His Son was John, my Grandfather. In 1918, my grandfather joined The Canadian Expeditionary forces of World War One. John Beausoleil made it to England as the war was ending and did not see action. At the time he was a young man who just turned 19 a few months before. He died a old man, of a heart attack.
John would take fishing charters in Georgian Bay and all over the Great Lakes. A Chart of the Great Lakes I have has writing on it from one of those trips. They circumnavigated Manitoulin island that summer, it must have taken a while, they dined on fish they caught, and I wonder if they traded with the villagers. The writing is not his as he could not write. Ironic that his forefathers had gone to school, but he had not.
Beausoleil Island now has a public campground and two summer camps for Kids. Camp Kitchikewana is one of the camps and sits on top of the village that was there in the 1830's to 60's. Early in the 1900's a camp was established there and continues to this day. The children have returned the joy to what was once a sad place.
I'll end with a story I heard a couple of times now. I figure it is common domain.

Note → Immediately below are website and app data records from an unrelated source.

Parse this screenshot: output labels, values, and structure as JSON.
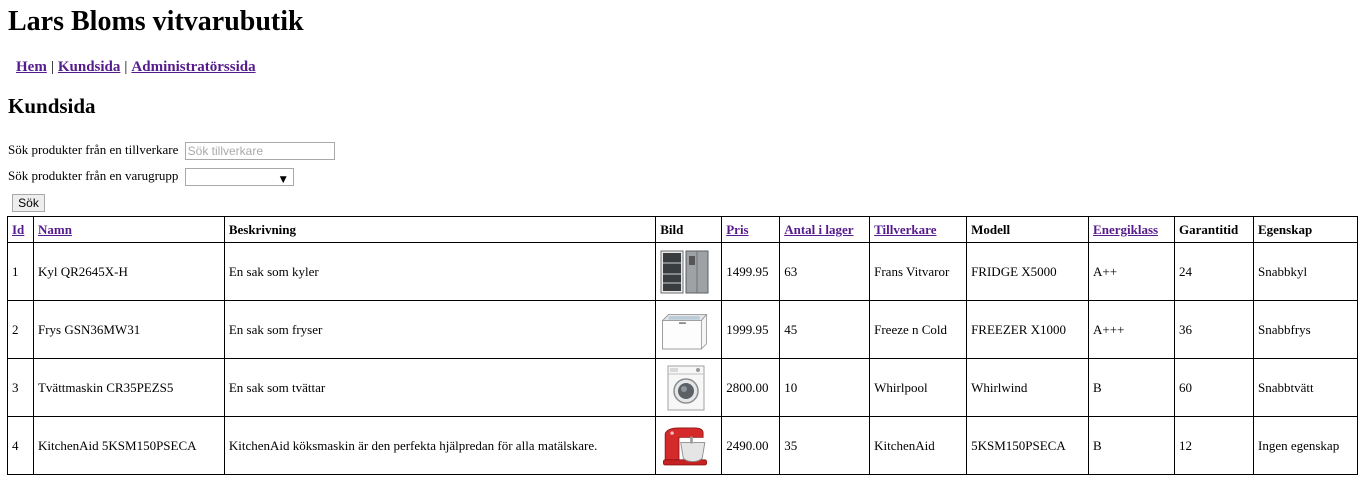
{
  "page": {
    "title": "Lars Bloms vitvarubutik",
    "heading": "Kundsida"
  },
  "nav": {
    "items": [
      "Hem",
      "Kundsida",
      "Administratörssida"
    ],
    "separator": "|"
  },
  "search": {
    "manufacturer_label": "Sök produkter från en tillverkare",
    "manufacturer_placeholder": "Sök tillverkare",
    "manufacturer_value": "",
    "group_label": "Sök produkter från en varugrupp",
    "group_selected": "",
    "button_label": "Sök"
  },
  "table": {
    "headers": {
      "id": "Id",
      "name": "Namn",
      "description": "Beskrivning",
      "image": "Bild",
      "price": "Pris",
      "stock": "Antal i lager",
      "manufacturer": "Tillverkare",
      "model": "Modell",
      "energy": "Energiklass",
      "warranty": "Garantitid",
      "feature": "Egenskap"
    },
    "rows": [
      {
        "id": "1",
        "name": "Kyl QR2645X-H",
        "description": "En sak som kyler",
        "image": "fridge-image",
        "price": "1499.95",
        "stock": "63",
        "manufacturer": "Frans Vitvaror",
        "model": "FRIDGE X5000",
        "energy": "A++",
        "warranty": "24",
        "feature": "Snabbkyl"
      },
      {
        "id": "2",
        "name": "Frys GSN36MW31",
        "description": "En sak som fryser",
        "image": "freezer-image",
        "price": "1999.95",
        "stock": "45",
        "manufacturer": "Freeze n Cold",
        "model": "FREEZER X1000",
        "energy": "A+++",
        "warranty": "36",
        "feature": "Snabbfrys"
      },
      {
        "id": "3",
        "name": "Tvättmaskin CR35PEZS5",
        "description": "En sak som tvättar",
        "image": "washer-image",
        "price": "2800.00",
        "stock": "10",
        "manufacturer": "Whirlpool",
        "model": "Whirlwind",
        "energy": "B",
        "warranty": "60",
        "feature": "Snabbtvätt"
      },
      {
        "id": "4",
        "name": "KitchenAid 5KSM150PSECA",
        "description": "KitchenAid köksmaskin är den perfekta hjälpredan för alla matälskare.",
        "image": "mixer-image",
        "price": "2490.00",
        "stock": "35",
        "manufacturer": "KitchenAid",
        "model": "5KSM150PSECA",
        "energy": "B",
        "warranty": "12",
        "feature": "Ingen egenskap"
      }
    ]
  },
  "colors": {
    "link": "#551a8b",
    "mixer_red": "#d42a2a"
  }
}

A dog ran away from home and joined a wolf pack. The wolf pack was leery at first but the dog sang for them and taught them some of the ways of the people like how to make lodges and fire.
So comfortable in their lodge, warmed by fire, they all fell fast asleep. Not knowing how to tend the fire the lodge came ablaze. At that time, the wolves would remove their tails when they slept but in the confusion they grabbed the nearest tail and ran out of the lodge.
So from that day on, wolves vowed not to build lodges or use fire and every time the dog family sees one another, they check to see if the other dogs isn't wearing his tail.
So that is why dogs sniff each others tail.
Art Duval, Pipesmoke of the past.